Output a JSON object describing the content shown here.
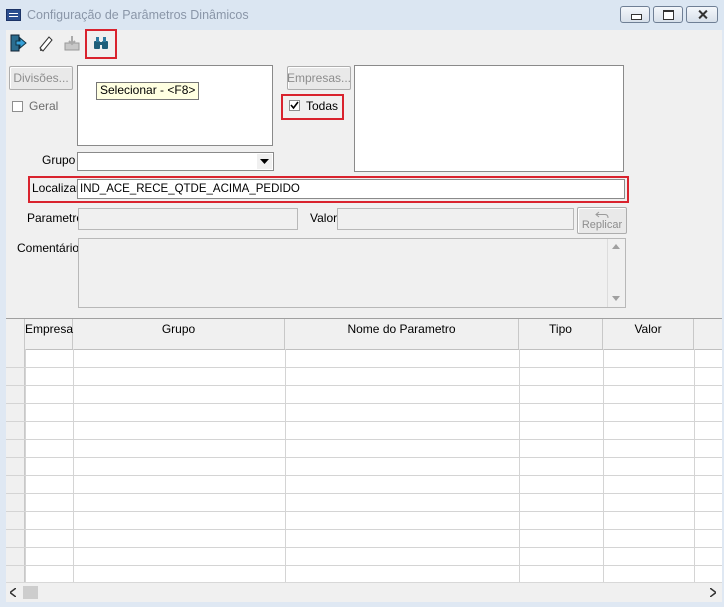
{
  "window": {
    "title": "Configuração de Parâmetros Dinâmicos"
  },
  "toolbar": {
    "exit_icon": "exit-door-icon",
    "edit_icon": "eraser-icon",
    "import_icon": "import-tray-icon",
    "find_icon": "binoculars-icon"
  },
  "tooltip": {
    "text": "Selecionar - <F8>"
  },
  "left_panel": {
    "divisoes_label": "Divisões...",
    "geral_label": "Geral",
    "grupo_label": "Grupo",
    "grupo_value": ""
  },
  "right_panel": {
    "empresas_label": "Empresas...",
    "todas_label": "Todas",
    "todas_checked": true
  },
  "search": {
    "label": "Localizar",
    "value": "IND_ACE_RECE_QTDE_ACIMA_PEDIDO"
  },
  "param": {
    "parametro_label": "Parametro",
    "valor_label": "Valor",
    "replicar_label": "Replicar",
    "comentarios_label": "Comentários"
  },
  "grid": {
    "columns": [
      "Empresa",
      "Grupo",
      "Nome do Parametro",
      "Tipo",
      "Valor"
    ],
    "rows": []
  },
  "colors": {
    "highlight": "#d9232e",
    "tooltip_bg": "#ffffe1",
    "face": "#f0f0f0"
  }
}
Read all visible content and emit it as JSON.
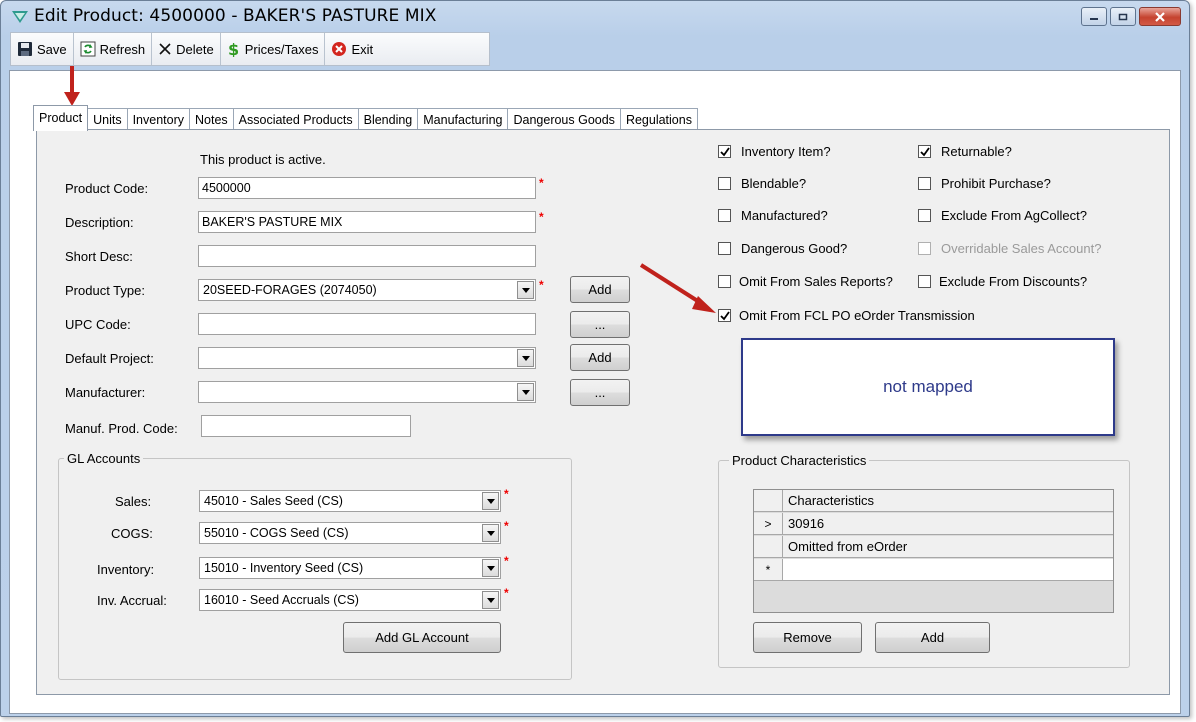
{
  "window": {
    "title": "Edit Product: 4500000 - BAKER'S PASTURE MIX"
  },
  "toolbar": {
    "save": "Save",
    "refresh": "Refresh",
    "delete": "Delete",
    "prices_taxes": "Prices/Taxes",
    "exit": "Exit"
  },
  "tabs": [
    "Product",
    "Units",
    "Inventory",
    "Notes",
    "Associated Products",
    "Blending",
    "Manufacturing",
    "Dangerous Goods",
    "Regulations"
  ],
  "product": {
    "status_text": "This product is active.",
    "labels": {
      "product_code": "Product Code:",
      "description": "Description:",
      "short_desc": "Short Desc:",
      "product_type": "Product Type:",
      "upc_code": "UPC Code:",
      "default_project": "Default Project:",
      "manufacturer": "Manufacturer:",
      "manuf_prod_code": "Manuf. Prod. Code:"
    },
    "values": {
      "product_code": "4500000",
      "description": "BAKER'S PASTURE MIX",
      "short_desc": "",
      "product_type": "20SEED-FORAGES (2074050)",
      "upc_code": "",
      "default_project": "",
      "manufacturer": "",
      "manuf_prod_code": ""
    },
    "buttons": {
      "add_type": "Add",
      "upc_more": "...",
      "add_project": "Add",
      "manufacturer_more": "..."
    },
    "required_mark": "*"
  },
  "gl": {
    "title": "GL Accounts",
    "sales_label": "Sales:",
    "sales_value": "45010 - Sales Seed (CS)",
    "cogs_label": "COGS:",
    "cogs_value": "55010 - COGS Seed (CS)",
    "inventory_label": "Inventory:",
    "inventory_value": "15010 - Inventory Seed (CS)",
    "accrual_label": "Inv. Accrual:",
    "accrual_value": "16010 - Seed Accruals (CS)",
    "add_button": "Add GL Account"
  },
  "checkboxes": {
    "inventory_item": {
      "label": "Inventory Item?",
      "checked": true
    },
    "returnable": {
      "label": "Returnable?",
      "checked": true
    },
    "blendable": {
      "label": "Blendable?",
      "checked": false
    },
    "prohibit_purchase": {
      "label": "Prohibit Purchase?",
      "checked": false
    },
    "manufactured": {
      "label": "Manufactured?",
      "checked": false
    },
    "exclude_agcollect": {
      "label": "Exclude From AgCollect?",
      "checked": false
    },
    "dangerous_good": {
      "label": "Dangerous Good?",
      "checked": false
    },
    "overridable_sales": {
      "label": "Overridable Sales Account?",
      "checked": false
    },
    "omit_sales_reports": {
      "label": "Omit From Sales Reports?",
      "checked": false
    },
    "exclude_discounts": {
      "label": "Exclude From Discounts?",
      "checked": false
    },
    "omit_fcl": {
      "label": "Omit From FCL PO eOrder Transmission",
      "checked": true
    }
  },
  "annotation": {
    "text": "not mapped"
  },
  "characteristics": {
    "title": "Product Characteristics",
    "header": "Characteristics",
    "rows": [
      "30916",
      "Omitted from eOrder",
      ""
    ],
    "row_indicator": ">",
    "new_row_indicator": "*",
    "remove_button": "Remove",
    "add_button": "Add"
  },
  "colors": {
    "arrow": "#c0221c",
    "required": "#e00000",
    "annotation": "#2e3a8a"
  }
}
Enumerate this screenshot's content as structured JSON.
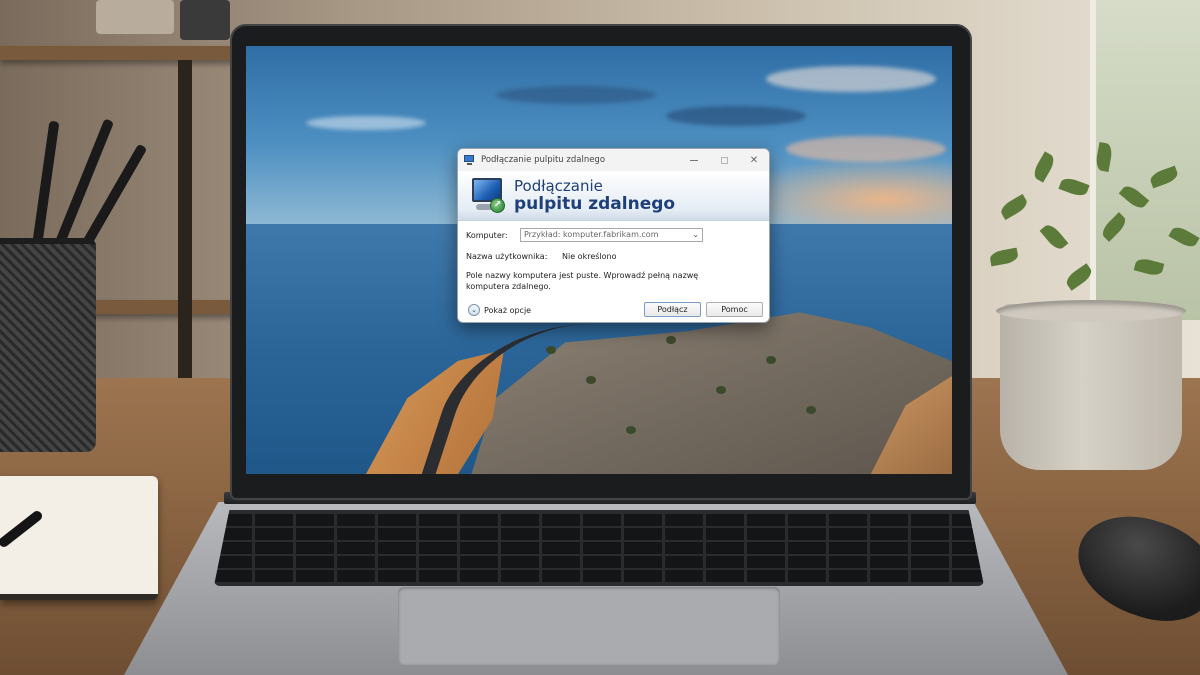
{
  "dialog": {
    "titlebar": {
      "title": "Podłączanie pulpitu zdalnego",
      "minimize_glyph": "—",
      "close_glyph": "✕"
    },
    "banner": {
      "line1": "Podłączanie",
      "line2": "pulpitu zdalnego"
    },
    "computer": {
      "label": "Komputer:",
      "placeholder": "Przykład: komputer.fabrikam.com",
      "dropdown_glyph": "⌄"
    },
    "username": {
      "label": "Nazwa użytkownika:",
      "value": "Nie określono"
    },
    "message": "Pole nazwy komputera jest puste. Wprowadź pełną nazwę komputera zdalnego.",
    "options": {
      "glyph": "⌄",
      "label": "Pokaż opcje"
    },
    "buttons": {
      "connect": "Podłącz",
      "help": "Pomoc"
    }
  },
  "icons": {
    "title_icon": "remote-desktop-icon",
    "banner_icon": "remote-desktop-connection-icon",
    "options_icon": "chevron-down-circle-icon"
  },
  "colors": {
    "banner_text": "#1f3f7a",
    "dialog_bg": "#ffffff",
    "titlebar_bg": "#f3f3f3"
  }
}
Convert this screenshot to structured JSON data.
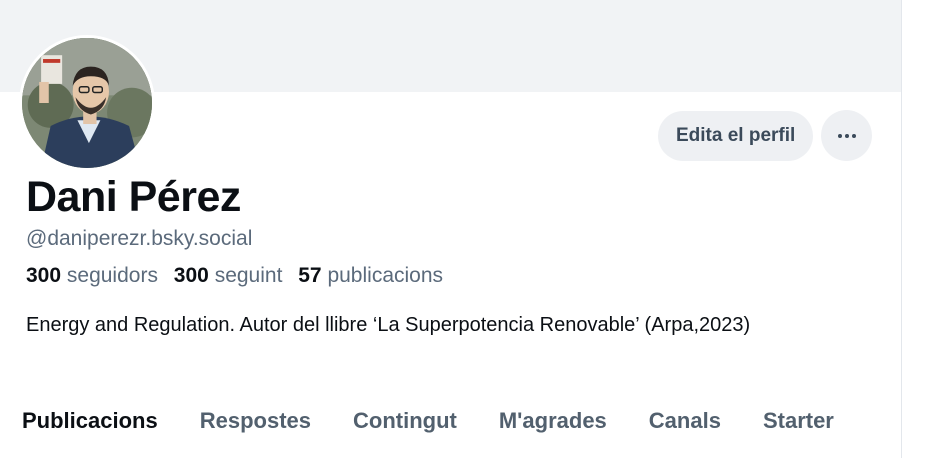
{
  "profile": {
    "name": "Dani Pérez",
    "handle": "@daniperezr.bsky.social",
    "bio": "Energy and Regulation. Autor del llibre ‘La Superpotencia Renovable’ (Arpa,2023)"
  },
  "actions": {
    "edit_label": "Edita el perfil",
    "more_icon": "ellipsis-icon"
  },
  "stats": {
    "followers_count": "300",
    "followers_label": "seguidors",
    "following_count": "300",
    "following_label": "seguint",
    "posts_count": "57",
    "posts_label": "publicacions"
  },
  "tabs": [
    {
      "label": "Publicacions",
      "active": true
    },
    {
      "label": "Respostes",
      "active": false
    },
    {
      "label": "Contingut",
      "active": false
    },
    {
      "label": "M'agrades",
      "active": false
    },
    {
      "label": "Canals",
      "active": false
    },
    {
      "label": "Starter",
      "active": false
    }
  ],
  "colors": {
    "banner": "#f1f3f5",
    "button_bg": "#eef0f3",
    "muted_text": "#5b6a7b",
    "primary_text": "#0b0f14"
  }
}
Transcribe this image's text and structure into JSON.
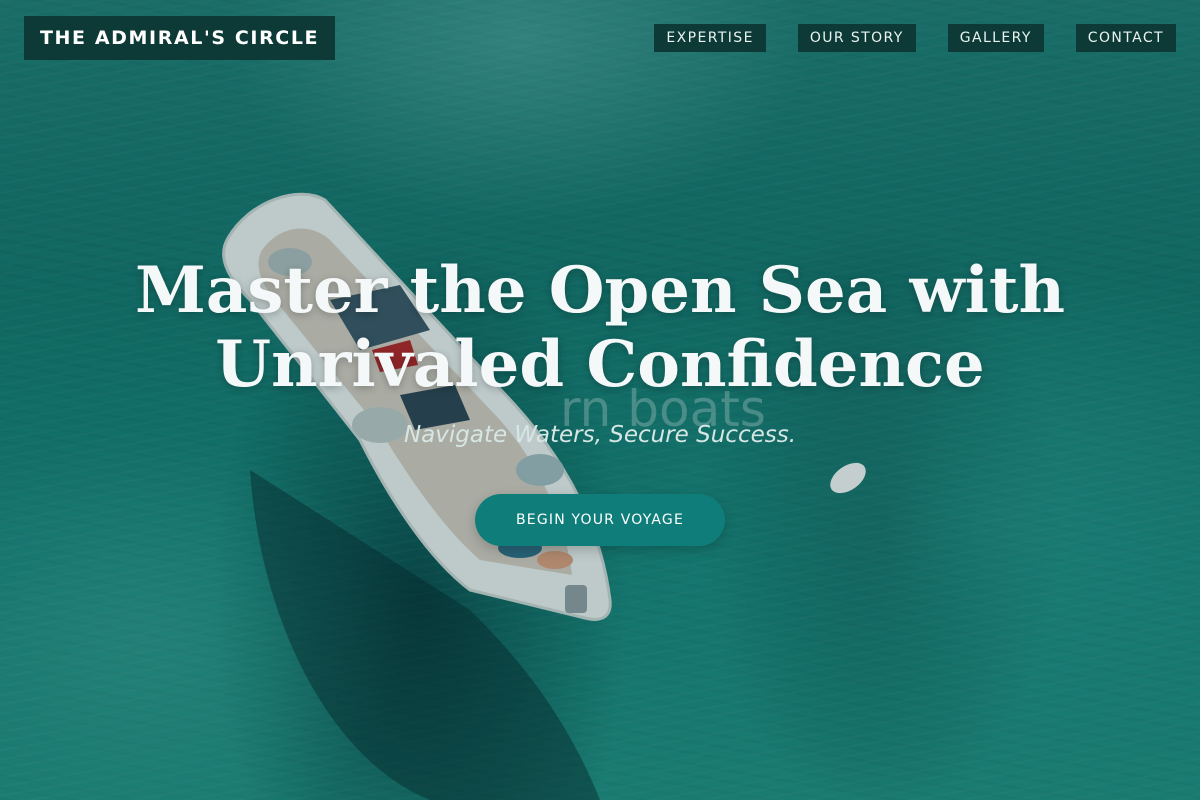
{
  "brand": {
    "name": "THE ADMIRAL'S CIRCLE"
  },
  "nav": {
    "items": [
      {
        "label": "EXPERTISE"
      },
      {
        "label": "OUR STORY"
      },
      {
        "label": "GALLERY"
      },
      {
        "label": "CONTACT"
      }
    ]
  },
  "hero": {
    "title": "Master the Open Sea with Unrivaled Confidence",
    "ghost_text": "rn boats",
    "subtitle": "Navigate Waters, Secure Success.",
    "cta_label": "BEGIN YOUR VOYAGE",
    "background_image": "aerial-ocean-boat-photo"
  },
  "colors": {
    "accent": "#0f7d79",
    "nav_bg": "#0d3a37",
    "text": "#f4f8f8"
  }
}
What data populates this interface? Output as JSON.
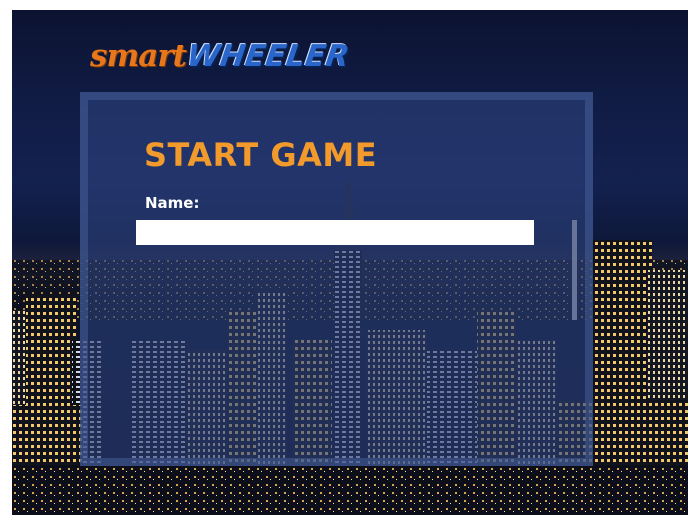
{
  "logo": {
    "smart": "smart",
    "wheeler": "WHEELER",
    "colors": {
      "smart": "#e8771c",
      "wheeler": "#2a66c9"
    }
  },
  "start_panel": {
    "title": "START GAME",
    "name_label": "Name:",
    "name_value": "",
    "name_placeholder": ""
  },
  "colors": {
    "title": "#f29a2b",
    "label": "#ffffff",
    "panel": "#2c407a",
    "background": "#0b1330"
  }
}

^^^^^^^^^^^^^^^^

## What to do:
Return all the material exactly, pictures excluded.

## Reply:
Output a JSON object describing the content shown here.
{
  "window": {
    "title": "Configuração de Parâmetros Dinâmicos"
  },
  "toolbar": {
    "exit_icon": "exit-door-icon",
    "edit_icon": "eraser-icon",
    "import_icon": "import-tray-icon",
    "find_icon": "binoculars-icon"
  },
  "tooltip": {
    "text": "Selecionar - <F8>"
  },
  "left_panel": {
    "divisoes_label": "Divisões...",
    "geral_label": "Geral",
    "grupo_label": "Grupo",
    "grupo_value": ""
  },
  "right_panel": {
    "empresas_label": "Empresas...",
    "todas_label": "Todas",
    "todas_checked": true
  },
  "search": {
    "label": "Localizar",
    "value": "IND_ACE_RECE_QTDE_ACIMA_PEDIDO"
  },
  "param": {
    "parametro_label": "Parametro",
    "valor_label": "Valor",
    "replicar_label": "Replicar",
    "comentarios_label": "Comentários"
  },
  "grid": {
    "columns": [
      "Empresa",
      "Grupo",
      "Nome do Parametro",
      "Tipo",
      "Valor"
    ],
    "rows": []
  },
  "colors": {
    "highlight": "#d9232e",
    "tooltip_bg": "#ffffe1",
    "face": "#f0f0f0"
  }
}
Read all visible content and emit it as JSON.
{
  "window": {
    "title": "Edit Product: 4500000 - BAKER'S PASTURE MIX"
  },
  "toolbar": {
    "save": "Save",
    "refresh": "Refresh",
    "delete": "Delete",
    "prices_taxes": "Prices/Taxes",
    "exit": "Exit"
  },
  "tabs": [
    "Product",
    "Units",
    "Inventory",
    "Notes",
    "Associated Products",
    "Blending",
    "Manufacturing",
    "Dangerous Goods",
    "Regulations"
  ],
  "product": {
    "status_text": "This product is active.",
    "labels": {
      "product_code": "Product Code:",
      "description": "Description:",
      "short_desc": "Short Desc:",
      "product_type": "Product Type:",
      "upc_code": "UPC Code:",
      "default_project": "Default Project:",
      "manufacturer": "Manufacturer:",
      "manuf_prod_code": "Manuf. Prod. Code:"
    },
    "values": {
      "product_code": "4500000",
      "description": "BAKER'S PASTURE MIX",
      "short_desc": "",
      "product_type": "20SEED-FORAGES (2074050)",
      "upc_code": "",
      "default_project": "",
      "manufacturer": "",
      "manuf_prod_code": ""
    },
    "buttons": {
      "add_type": "Add",
      "upc_more": "...",
      "add_project": "Add",
      "manufacturer_more": "..."
    },
    "required_mark": "*"
  },
  "gl": {
    "title": "GL Accounts",
    "sales_label": "Sales:",
    "sales_value": "45010 - Sales Seed (CS)",
    "cogs_label": "COGS:",
    "cogs_value": "55010 - COGS Seed (CS)",
    "inventory_label": "Inventory:",
    "inventory_value": "15010 - Inventory Seed (CS)",
    "accrual_label": "Inv. Accrual:",
    "accrual_value": "16010 - Seed Accruals (CS)",
    "add_button": "Add GL Account"
  },
  "checkboxes": {
    "inventory_item": {
      "label": "Inventory Item?",
      "checked": true
    },
    "returnable": {
      "label": "Returnable?",
      "checked": true
    },
    "blendable": {
      "label": "Blendable?",
      "checked": false
    },
    "prohibit_purchase": {
      "label": "Prohibit Purchase?",
      "checked": false
    },
    "manufactured": {
      "label": "Manufactured?",
      "checked": false
    },
    "exclude_agcollect": {
      "label": "Exclude From AgCollect?",
      "checked": false
    },
    "dangerous_good": {
      "label": "Dangerous Good?",
      "checked": false
    },
    "overridable_sales": {
      "label": "Overridable Sales Account?",
      "checked": false
    },
    "omit_sales_reports": {
      "label": "Omit From Sales Reports?",
      "checked": false
    },
    "exclude_discounts": {
      "label": "Exclude From Discounts?",
      "checked": false
    },
    "omit_fcl": {
      "label": "Omit From FCL PO eOrder Transmission",
      "checked": true
    }
  },
  "annotation": {
    "text": "not mapped"
  },
  "characteristics": {
    "title": "Product Characteristics",
    "header": "Characteristics",
    "rows": [
      "30916",
      "Omitted from eOrder",
      ""
    ],
    "row_indicator": ">",
    "new_row_indicator": "*",
    "remove_button": "Remove",
    "add_button": "Add"
  },
  "colors": {
    "arrow": "#c0221c",
    "required": "#e00000",
    "annotation": "#2e3a8a"
  }
}
Enumerate this screenshot's content as structured JSON.
{
  "dialog": {
    "titlebar": {
      "title": "Podłączanie pulpitu zdalnego",
      "minimize_glyph": "—",
      "close_glyph": "✕"
    },
    "banner": {
      "line1": "Podłączanie",
      "line2": "pulpitu zdalnego"
    },
    "computer": {
      "label": "Komputer:",
      "placeholder": "Przykład: komputer.fabrikam.com",
      "dropdown_glyph": "⌄"
    },
    "username": {
      "label": "Nazwa użytkownika:",
      "value": "Nie określono"
    },
    "message": "Pole nazwy komputera jest puste. Wprowadź pełną nazwę komputera zdalnego.",
    "options": {
      "glyph": "⌄",
      "label": "Pokaż opcje"
    },
    "buttons": {
      "connect": "Podłącz",
      "help": "Pomoc"
    }
  },
  "icons": {
    "title_icon": "remote-desktop-icon",
    "banner_icon": "remote-desktop-connection-icon",
    "options_icon": "chevron-down-circle-icon"
  },
  "colors": {
    "banner_text": "#1f3f7a",
    "dialog_bg": "#ffffff",
    "titlebar_bg": "#f3f3f3"
  }
}
Convert this screenshot to structured JSON data.
{
  "profile": {
    "name": "Dani Pérez",
    "handle": "@daniperezr.bsky.social",
    "bio": "Energy and Regulation. Autor del llibre ‘La Superpotencia Renovable’ (Arpa,2023)"
  },
  "actions": {
    "edit_label": "Edita el perfil",
    "more_icon": "ellipsis-icon"
  },
  "stats": {
    "followers_count": "300",
    "followers_label": "seguidors",
    "following_count": "300",
    "following_label": "seguint",
    "posts_count": "57",
    "posts_label": "publicacions"
  },
  "tabs": [
    {
      "label": "Publicacions",
      "active": true
    },
    {
      "label": "Respostes",
      "active": false
    },
    {
      "label": "Contingut",
      "active": false
    },
    {
      "label": "M'agrades",
      "active": false
    },
    {
      "label": "Canals",
      "active": false
    },
    {
      "label": "Starter",
      "active": false
    }
  ],
  "colors": {
    "banner": "#f1f3f5",
    "button_bg": "#eef0f3",
    "muted_text": "#5b6a7b",
    "primary_text": "#0b0f14"
  }
}
Transcribe this image's text and structure into JSON.
{
  "brand": {
    "name": "THE ADMIRAL'S CIRCLE"
  },
  "nav": {
    "items": [
      {
        "label": "EXPERTISE"
      },
      {
        "label": "OUR STORY"
      },
      {
        "label": "GALLERY"
      },
      {
        "label": "CONTACT"
      }
    ]
  },
  "hero": {
    "title": "Master the Open Sea with Unrivaled Confidence",
    "ghost_text": "rn boats",
    "subtitle": "Navigate Waters, Secure Success.",
    "cta_label": "BEGIN YOUR VOYAGE",
    "background_image": "aerial-ocean-boat-photo"
  },
  "colors": {
    "accent": "#0f7d79",
    "nav_bg": "#0d3a37",
    "text": "#f4f8f8"
  }
}
What data populates this interface? Output as JSON.
{
  "logo": {
    "smart": "smart",
    "wheeler": "WHEELER",
    "colors": {
      "smart": "#e8771c",
      "wheeler": "#2a66c9"
    }
  },
  "start_panel": {
    "title": "START GAME",
    "name_label": "Name:",
    "name_value": "",
    "name_placeholder": ""
  },
  "colors": {
    "title": "#f29a2b",
    "label": "#ffffff",
    "panel": "#2c407a",
    "background": "#0b1330"
  }
}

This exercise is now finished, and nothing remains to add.